print area on both sides of the type -- so the roller pinches the paper on
the bearers before it rolls over the type. I use 18 point brass rule. They
may leave an indentation in the paper, but they prevent the roller from
bouncing up and down between lines of type (my roller is set somewhat
loosely, so I can vary the paper weight and the packing which is several
sheets added on top of the paper).
I have seen a press like this adapted with a tympan and frisket for holding
the paper in registration -- a simple hinged frame attached to a strip of
furniture that is locked into one end of the press with a quoin.
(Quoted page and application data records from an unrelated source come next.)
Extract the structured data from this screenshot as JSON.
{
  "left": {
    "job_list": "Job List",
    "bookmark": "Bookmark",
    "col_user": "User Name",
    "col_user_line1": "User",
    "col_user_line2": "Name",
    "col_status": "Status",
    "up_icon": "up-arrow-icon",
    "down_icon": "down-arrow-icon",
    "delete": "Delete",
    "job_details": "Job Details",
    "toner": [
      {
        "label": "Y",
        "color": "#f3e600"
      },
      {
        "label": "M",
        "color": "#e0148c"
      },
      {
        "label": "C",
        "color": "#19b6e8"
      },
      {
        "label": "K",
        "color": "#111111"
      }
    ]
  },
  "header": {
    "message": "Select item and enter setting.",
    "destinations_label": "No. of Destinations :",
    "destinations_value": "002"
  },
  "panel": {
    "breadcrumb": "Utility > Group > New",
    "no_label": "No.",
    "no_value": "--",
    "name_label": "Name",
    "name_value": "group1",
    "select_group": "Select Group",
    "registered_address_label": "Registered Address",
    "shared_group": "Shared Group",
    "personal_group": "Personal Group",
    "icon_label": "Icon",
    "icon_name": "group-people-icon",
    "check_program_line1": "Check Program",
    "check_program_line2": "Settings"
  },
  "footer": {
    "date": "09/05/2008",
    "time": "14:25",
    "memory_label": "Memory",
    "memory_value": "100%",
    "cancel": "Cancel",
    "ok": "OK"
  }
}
Seems to me
a little cumbersome to open and close, with the roller in the way, but it
ought to function about like a Washington press tympan, holding registration
Best wishes, Tom
Now It's Up To You Publications
157 S. Logan, Denver CO 80209